A year passed, and one day as he was sitting at judgement there came a great noise from without, and this noise was so persistent that the people and suitors were scandalised, and Fiachna at last ordered that the noisy person should be brought before him to be judged.
It was done, and to his surprise the person turned out to be the Black Hag.
She blamed him in the court before his people, and complained that he had taken away her cow, and that she had not been paid the four cows he had gone bail for, and she demanded judgement from him and justice.
"If you will consider it to be justice, I will give you twenty cows myself," said Fiachna.
"I would not take all the cows in Ulster," she screamed.
"Pronounce judgement yourself," said the king, "and if I can do what you demand I will do it." For he did not like to be in the wrong, and he did not wish that any person should have an unsatisfied claim upon him.
The Black Hag then pronounced judgement, and the king had to fulfil it.
"I have come," said she, "from the east to the west; you must come from the west to the east and make war for me, and revenge me on the King of Lochlann."
Fiachna had to do as she demanded, and, although it was with a heavy heart, he set out in three days' time for Lochlann, and he brought with him ten battalions.
He sent messengers before him to Big Eolgarg warning him of his coming, of his intention, and of the number of troops he was bringing; and when he landed Eolgarg met him with an equal force, and they fought together.
In the first battle three hundred of the men of Lochlann were killed, but in the next battle Eolgarg Mor did not fight fair, for he let some venomous sheep out of a tent, and these attacked the men of Ulster and killed nine hundred of them.
So vast was the slaughter made by these sheep and so great the terror they caused, that no one could stand before them, but by great good luck there was a wood at hand, and the men of Ulster, warriors and princes and charioteers, were forced to climb up the trees, and they roosted among the branches like great birds, while the venomous sheep ranged below bleating terribly and tearing up the ground.
Fiachna Fim was also sitting in a tree, very high up, and he was disconsolate.
"We are disgraced," said he.
"It is very lucky," said the man in the branch below, "that a sheep cannot climb a tree."
"We are disgraced for ever," said the King of Ulster.
"If those sheep learn how to climb, we are undone surely," said the man below.

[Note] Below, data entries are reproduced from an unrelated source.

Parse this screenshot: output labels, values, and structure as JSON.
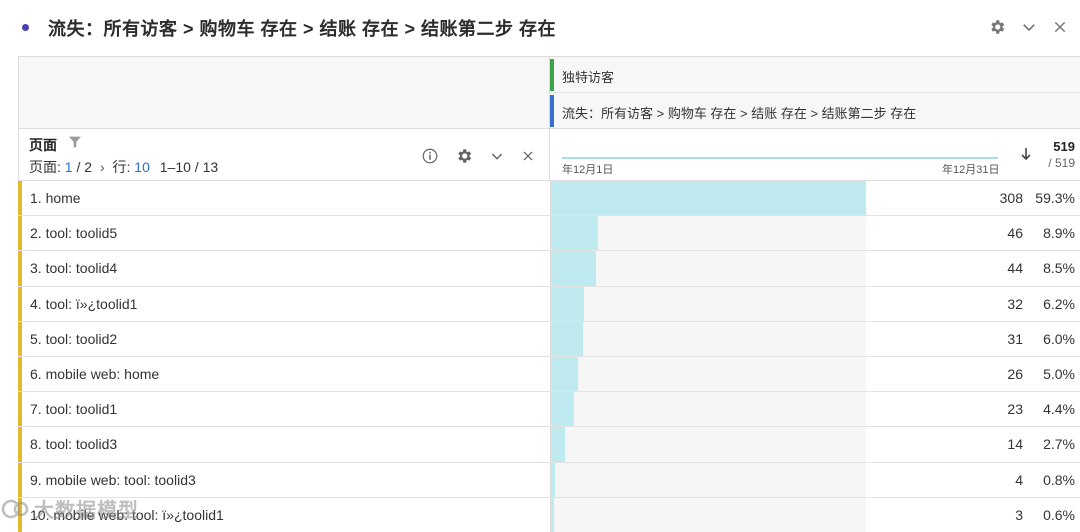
{
  "panel": {
    "title": "流失：所有访客 > 购物车 存在 > 结账 存在 > 结账第二步 存在",
    "icons": [
      "gear-icon",
      "chevron-down-icon",
      "close-icon"
    ]
  },
  "metrics": {
    "primary": "独特访客",
    "segment": "流失：所有访客 > 购物车 存在 > 结账 存在 > 结账第二步 存在",
    "primary_color": "#3fa14a",
    "segment_color": "#3b6fd0"
  },
  "dimension": {
    "title": "页面",
    "pager": {
      "page_label": "页面:",
      "page_current": "1",
      "page_total": "/ 2",
      "rows_label": "行:",
      "rows_per_page": "10",
      "range": "1–10 / 13"
    }
  },
  "trend": {
    "start_date": "年12月1日",
    "end_date": "年12月31日",
    "total": "519",
    "total_of": "/ 519"
  },
  "rows": [
    {
      "label": "1.  home",
      "count": "308",
      "pct": "59.3%",
      "share": 0.593
    },
    {
      "label": "2.  tool: toolid5",
      "count": "46",
      "pct": "8.9%",
      "share": 0.089
    },
    {
      "label": "3.  tool: toolid4",
      "count": "44",
      "pct": "8.5%",
      "share": 0.085
    },
    {
      "label": "4.  tool: ï»¿toolid1",
      "count": "32",
      "pct": "6.2%",
      "share": 0.062
    },
    {
      "label": "5.  tool: toolid2",
      "count": "31",
      "pct": "6.0%",
      "share": 0.06
    },
    {
      "label": "6.  mobile web: home",
      "count": "26",
      "pct": "5.0%",
      "share": 0.05
    },
    {
      "label": "7.  tool: toolid1",
      "count": "23",
      "pct": "4.4%",
      "share": 0.044
    },
    {
      "label": "8.  tool: toolid3",
      "count": "14",
      "pct": "2.7%",
      "share": 0.027
    },
    {
      "label": "9.  mobile web: tool: toolid3",
      "count": "4",
      "pct": "0.8%",
      "share": 0.008
    },
    {
      "label": "10.  mobile web: tool: ï»¿toolid1",
      "count": "3",
      "pct": "0.6%",
      "share": 0.006
    }
  ],
  "colors": {
    "row_accent": "#e5b92e",
    "bar_fill": "#bfeaf0",
    "link": "#2f6fce"
  },
  "watermark": {
    "text": "大数据模型"
  }
}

"I will go down and fight the sheep," said Fiachna. But the others would not let the king go.
"It is not right," they said, "that you should fight sheep."
"Some one must fight them," said Fiachna Finn, "but no more of my men shall die until I fight myself; for if I am fated to die, I will die and I cannot escape it, and if it is the sheep's fate to die, then die they will; for there is no man can avoid destiny, and there is no sheep can dodge it either."

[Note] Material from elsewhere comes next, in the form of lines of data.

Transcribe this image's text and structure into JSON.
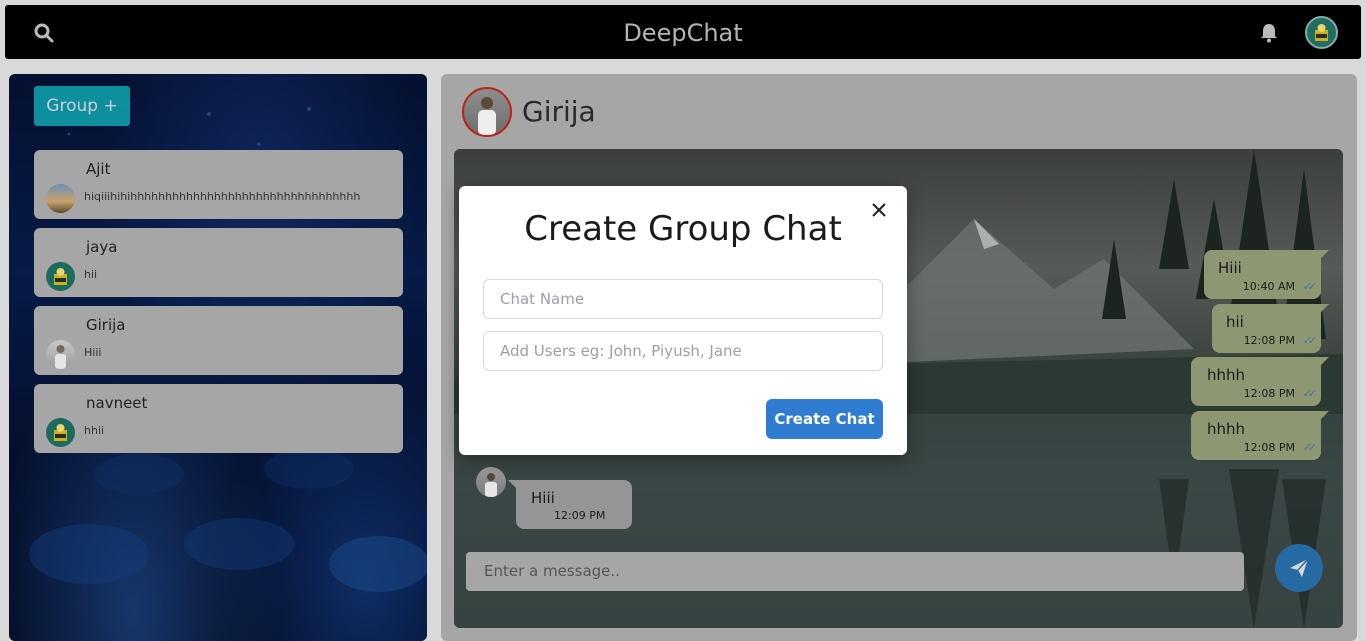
{
  "app": {
    "title": "DeepChat"
  },
  "topbar": {
    "search_icon": "search-icon",
    "bell_icon": "bell-icon",
    "avatar_icon": "user-avatar"
  },
  "sidebar": {
    "group_button": "Group +",
    "chats": [
      {
        "name": "Ajit",
        "last_message": "hiqiiihihihhhhhhhhhhhhhhhhhhhhhhhhhhhhhhhhh"
      },
      {
        "name": "jaya",
        "last_message": "hii"
      },
      {
        "name": "Girija",
        "last_message": "Hiii"
      },
      {
        "name": "navneet",
        "last_message": "hhii"
      }
    ]
  },
  "conversation": {
    "contact_name": "Girija",
    "messages_out": [
      {
        "text": "Hiii",
        "time": "10:40 AM"
      },
      {
        "text": "hii",
        "time": "12:08 PM"
      },
      {
        "text": "hhhh",
        "time": "12:08 PM"
      },
      {
        "text": "hhhh",
        "time": "12:08 PM"
      }
    ],
    "messages_in": [
      {
        "text": "Hiii",
        "time": "12:09 PM"
      }
    ],
    "input_placeholder": "Enter a message..",
    "send_icon": "send-icon"
  },
  "modal": {
    "title": "Create Group Chat",
    "chat_name_placeholder": "Chat Name",
    "users_placeholder": "Add Users eg: John, Piyush, Jane",
    "create_button": "Create Chat",
    "close_icon": "close-icon"
  },
  "colors": {
    "topbar": "#000000",
    "accent": "#2f7cd0",
    "group_button": "#0e8f9e",
    "bubble_out": "#8d9873"
  }
}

"Praise be to god!" said the warrior that was higher up.
"Amen!" said the man who was higher than he, and the rest of the warriors wished good luck to the king.
He started then to climb down the tree with a heavy heart, but while he hung from the last branch and was about to let go, he noticed a tall warrior walking towards him. The king pulled himself up on the branch again and sat dangle-legged on it to see what the warrior would do.
The stranger was a very tall man, dressed in a green cloak with a silver brooch at the shoulder. He had a golden band about his hair and golden sandals on his feet, and he was laughing heartily at the plight of the men of Ireland.